decisions to fuel this behavior and purchased mortgage-backed securities they believed
were backed by the U.S. taxpayer, again through Fannie and Freddie. Senior executives
at Fannie and Freddie continued to push for larger portfolios, and thus more risk for the
taxpayers, and Congress did nothing to slow the growth of these government sponsored
enterprises (GSEs). In fact, Congress encouraged further growth.

As a result, the American taxpayer bailed out bad decision-makers from all parties to the
tune of more than a trillion dollars: $29 billion for Bear Stearns, $200 billion for Fannie
and Freddie, $300 billion to expand the Federal Housing Administration (FHA), $85
billion for AIG, and of course, $700 billion for the giant Paulson Plan -- plus $110 billion
in sweeteners to pass that plan.

Congress could have taken steps before the September adjournment to make sure both
American taxpayers and the integrity of our financial markets would be protected in the
future. Rather than taking a mere short term glance at today’s market problems, it could
have stayed in town a bit longer and hashed out more long-term solutions to these issues.
It is unfortunate that this was not accomplished.

Our Committee must move forward and take a serious look at where to go from here.
And the first place we should look is at the heart of this debacle: Fannie Mae and Freddie
Mac. Fannie and Freddie must be reformed so that taxpayers do not continue to fuel their
risky, unrestrained growth. Congress’s failure to address that root cause will likely lead
us right back to this point again in the future.

Our Committee should consider proposals like the Government Sponsored Enterprises
Free Market Reform Act, introduced by our colleague, Rep. Jeb Hensarling. This
legislation would put Fannie and Freddie on the road to becoming free market, healthy
competitors in the secondary mortgage market instead of the government-run, taxpayer-
backed giants they are today.

Our Committee should also exercise its oversight authority to shed light on the
management decisions made by former executives who were in charge of Fannie and
Freddie during this period of unrestrained growth.
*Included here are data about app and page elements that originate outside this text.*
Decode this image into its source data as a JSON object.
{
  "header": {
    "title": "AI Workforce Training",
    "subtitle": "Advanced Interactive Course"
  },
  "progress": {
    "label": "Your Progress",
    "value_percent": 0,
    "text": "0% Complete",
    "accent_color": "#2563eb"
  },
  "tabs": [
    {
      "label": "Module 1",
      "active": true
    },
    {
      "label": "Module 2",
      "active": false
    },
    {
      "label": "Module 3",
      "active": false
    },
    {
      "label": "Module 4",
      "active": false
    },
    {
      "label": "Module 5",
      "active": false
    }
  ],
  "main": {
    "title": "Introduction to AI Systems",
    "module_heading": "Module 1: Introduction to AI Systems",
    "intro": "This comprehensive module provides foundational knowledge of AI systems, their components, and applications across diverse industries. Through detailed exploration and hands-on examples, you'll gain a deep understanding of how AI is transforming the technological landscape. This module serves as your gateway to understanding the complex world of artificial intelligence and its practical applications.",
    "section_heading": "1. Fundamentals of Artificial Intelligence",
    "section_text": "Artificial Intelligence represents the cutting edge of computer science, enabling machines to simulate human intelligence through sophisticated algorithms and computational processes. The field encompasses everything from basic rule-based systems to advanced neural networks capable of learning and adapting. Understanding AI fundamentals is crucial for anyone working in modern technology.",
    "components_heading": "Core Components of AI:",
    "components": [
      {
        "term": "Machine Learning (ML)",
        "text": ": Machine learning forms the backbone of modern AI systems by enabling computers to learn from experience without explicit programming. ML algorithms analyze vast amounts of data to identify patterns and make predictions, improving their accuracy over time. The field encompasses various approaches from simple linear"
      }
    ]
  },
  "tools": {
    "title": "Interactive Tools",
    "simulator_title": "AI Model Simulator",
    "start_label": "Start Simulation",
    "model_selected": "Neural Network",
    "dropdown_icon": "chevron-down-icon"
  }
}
The American people deserve to have
full transparency about their decisions which have burdened taxpayers by the trillions.

Mr. Chairman, I hope you will reconsider our request, led by Ranking Member Bachus,
to hold Committee hearings that examine why Fannie and Freddie rapidly expanded their
purchasing and securitization of subprime mortgages from 2005-2007. We should hold
former executives of the GSEs accountable and ask them the same questions our
constituents are asking us about their management practices.

Again, I thank the Chairman for holding this important hearing.